Tomatillos are not just little Tomatoes as their name in Spanish would indicate. Also known as Mexican Husk Tomato or Mexican Tomatoe, the Tomatillo isn't actually a tomato. It is still a member of the nightshade family, but it has its own individual uses. You can identify it by the papery covering over the firm, green fruits. If the fruits become soft they are beyond their stage of being useful and should be discarded. To avoid any digestive issues it is best to cook tomatillo. Because of its tangy and acidic taste, tomatillos are often added to mexican cuisine. When it is cooked the tangy flavor transitions to more of a sweet and citrusy note, perfect for salsas and other sauces.
Instead of a traditional tomato based Mexican Salsa, consider trying out a Tomatillo based Salsa Verde with your home grown Tomatillos.
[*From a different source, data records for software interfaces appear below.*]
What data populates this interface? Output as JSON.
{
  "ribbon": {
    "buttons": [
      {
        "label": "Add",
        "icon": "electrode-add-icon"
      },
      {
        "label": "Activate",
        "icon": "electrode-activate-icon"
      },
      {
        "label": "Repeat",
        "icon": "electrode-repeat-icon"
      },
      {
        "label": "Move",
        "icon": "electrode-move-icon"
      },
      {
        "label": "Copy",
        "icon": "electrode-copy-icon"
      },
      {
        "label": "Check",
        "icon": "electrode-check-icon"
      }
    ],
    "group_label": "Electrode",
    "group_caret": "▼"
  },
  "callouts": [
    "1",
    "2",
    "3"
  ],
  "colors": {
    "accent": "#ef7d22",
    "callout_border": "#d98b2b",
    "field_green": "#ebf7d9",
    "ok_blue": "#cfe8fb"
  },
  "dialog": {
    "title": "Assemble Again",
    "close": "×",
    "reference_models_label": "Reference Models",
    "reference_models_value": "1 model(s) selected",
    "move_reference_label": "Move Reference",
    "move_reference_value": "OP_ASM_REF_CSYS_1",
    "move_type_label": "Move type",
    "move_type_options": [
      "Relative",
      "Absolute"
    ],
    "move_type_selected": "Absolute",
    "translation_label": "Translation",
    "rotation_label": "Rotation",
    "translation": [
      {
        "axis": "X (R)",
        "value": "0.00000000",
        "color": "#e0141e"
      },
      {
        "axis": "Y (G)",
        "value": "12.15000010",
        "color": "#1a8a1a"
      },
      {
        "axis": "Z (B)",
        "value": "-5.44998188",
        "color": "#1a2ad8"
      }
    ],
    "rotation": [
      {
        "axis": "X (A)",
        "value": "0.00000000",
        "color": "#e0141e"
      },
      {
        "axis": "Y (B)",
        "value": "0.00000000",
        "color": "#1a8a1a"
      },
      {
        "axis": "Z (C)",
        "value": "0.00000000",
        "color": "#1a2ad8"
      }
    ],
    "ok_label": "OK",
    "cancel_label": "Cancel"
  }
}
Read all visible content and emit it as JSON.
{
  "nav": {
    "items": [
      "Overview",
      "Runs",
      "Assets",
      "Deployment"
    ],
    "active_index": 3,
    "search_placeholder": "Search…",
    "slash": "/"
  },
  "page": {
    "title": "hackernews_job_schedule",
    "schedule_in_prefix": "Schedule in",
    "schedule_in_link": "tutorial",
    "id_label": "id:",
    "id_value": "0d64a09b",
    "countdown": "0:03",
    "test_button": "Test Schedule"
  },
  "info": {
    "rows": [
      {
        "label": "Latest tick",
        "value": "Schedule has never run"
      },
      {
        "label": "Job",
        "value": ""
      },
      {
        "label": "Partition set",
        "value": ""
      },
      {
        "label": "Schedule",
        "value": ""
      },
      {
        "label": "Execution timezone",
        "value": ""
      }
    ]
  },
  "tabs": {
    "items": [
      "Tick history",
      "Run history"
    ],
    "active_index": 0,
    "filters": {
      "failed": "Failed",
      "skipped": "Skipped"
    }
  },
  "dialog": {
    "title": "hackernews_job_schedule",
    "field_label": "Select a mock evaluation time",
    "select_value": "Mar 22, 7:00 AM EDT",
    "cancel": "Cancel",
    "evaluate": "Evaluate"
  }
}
However, be aware that unripe Tomatillos as well as most parts of the plant other than the ripe fruit are poisonous so be sure to wash the fruits thoroughly as well as your hands after handling them.
Check out our Vegetable Growing Guide for helpful growing tips and information.